Dictionary of National Biography, 1885-1900/Blacklock, William James
BLACKLOCK, WILLIAM JAMES (1815?–1858), landscape painter, was born at Cumwhitton, near Carlisle, about 1815, and as a youth was apprenticed to a bookseller of Carlisle. He had always been remarkable for his love of drawing, and so strong did this predilection become that he determined to adopt art as a profession, and accordingly proceeded to London, where he at once began to exercise his talent. In the year 1836 he sent his first pictures to the Royal Academy and continued to exhibit there, as well as at the British Institution and Society of British Artists, until 1855, in which year he contributed to the Royal Academy exhibition four pictures: ‘Hermitage Castle,' ‘The Border Keep,’ ‘Elter Water, and the Langdale Pikes,' and ‘Belted Will’s Tower, Naworth Castle.' He resided principally in London for about fifteen years, when declining health compelled him to return to his native county, where he continued to follow his profession until within a year or two of his decease, when the malady with which he was afflicted obliged him to relinquish its pursuit. He died at Dumfries on 12 March 1858, at the age of 42, and was buried at Cumwhitton. His works are principally views of the landscape scenery of the north of England, and their chief characteristics are picturesqueness and truthfulness. Lonely border towers, deeply embosomed in waving foliage, and bathing in the light of a golden sunset; remote and almost inaccessible tarns, surrounded by rough mountains, upon whose sides the shadows of the light clouds danced merrily; brawling brooks with overhanging rocks and waving trees were the scenes which he admired and loved to paint.

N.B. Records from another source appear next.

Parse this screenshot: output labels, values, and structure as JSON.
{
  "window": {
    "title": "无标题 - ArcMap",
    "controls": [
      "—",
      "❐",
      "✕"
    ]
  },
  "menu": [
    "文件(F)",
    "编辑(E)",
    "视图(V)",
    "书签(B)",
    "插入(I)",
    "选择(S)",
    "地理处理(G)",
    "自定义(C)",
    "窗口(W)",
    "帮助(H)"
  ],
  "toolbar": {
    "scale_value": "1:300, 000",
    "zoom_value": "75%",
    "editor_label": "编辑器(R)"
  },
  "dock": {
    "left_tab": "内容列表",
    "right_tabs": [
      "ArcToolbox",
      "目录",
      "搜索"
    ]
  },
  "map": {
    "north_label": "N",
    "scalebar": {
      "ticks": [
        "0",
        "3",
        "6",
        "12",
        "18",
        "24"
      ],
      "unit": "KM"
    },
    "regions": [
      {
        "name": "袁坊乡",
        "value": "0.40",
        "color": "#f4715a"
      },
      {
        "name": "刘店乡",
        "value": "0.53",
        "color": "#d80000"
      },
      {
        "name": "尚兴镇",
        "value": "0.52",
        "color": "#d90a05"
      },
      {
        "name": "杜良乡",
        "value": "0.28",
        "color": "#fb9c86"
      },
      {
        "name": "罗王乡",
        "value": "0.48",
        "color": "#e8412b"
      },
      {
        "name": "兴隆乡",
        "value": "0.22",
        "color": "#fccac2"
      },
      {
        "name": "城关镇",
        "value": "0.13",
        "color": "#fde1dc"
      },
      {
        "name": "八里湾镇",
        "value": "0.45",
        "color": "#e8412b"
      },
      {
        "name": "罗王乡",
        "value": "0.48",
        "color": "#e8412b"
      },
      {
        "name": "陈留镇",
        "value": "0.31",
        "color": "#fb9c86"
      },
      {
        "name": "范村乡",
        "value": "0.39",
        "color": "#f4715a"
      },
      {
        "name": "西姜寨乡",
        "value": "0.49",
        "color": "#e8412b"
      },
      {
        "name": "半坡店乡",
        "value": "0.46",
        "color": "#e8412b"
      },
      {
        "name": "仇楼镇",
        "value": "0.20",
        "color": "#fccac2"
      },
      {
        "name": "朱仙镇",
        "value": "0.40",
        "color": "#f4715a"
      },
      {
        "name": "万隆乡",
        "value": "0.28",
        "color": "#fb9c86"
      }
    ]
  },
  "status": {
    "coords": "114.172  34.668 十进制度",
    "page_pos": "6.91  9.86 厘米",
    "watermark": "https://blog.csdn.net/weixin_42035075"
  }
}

[Carlisle Journal, 19 March 1858; Royal Academy Exhibition Catalogues, 1836-56; Art Journal, 1858, p. 157; Athenæum, 1858, p. 439.]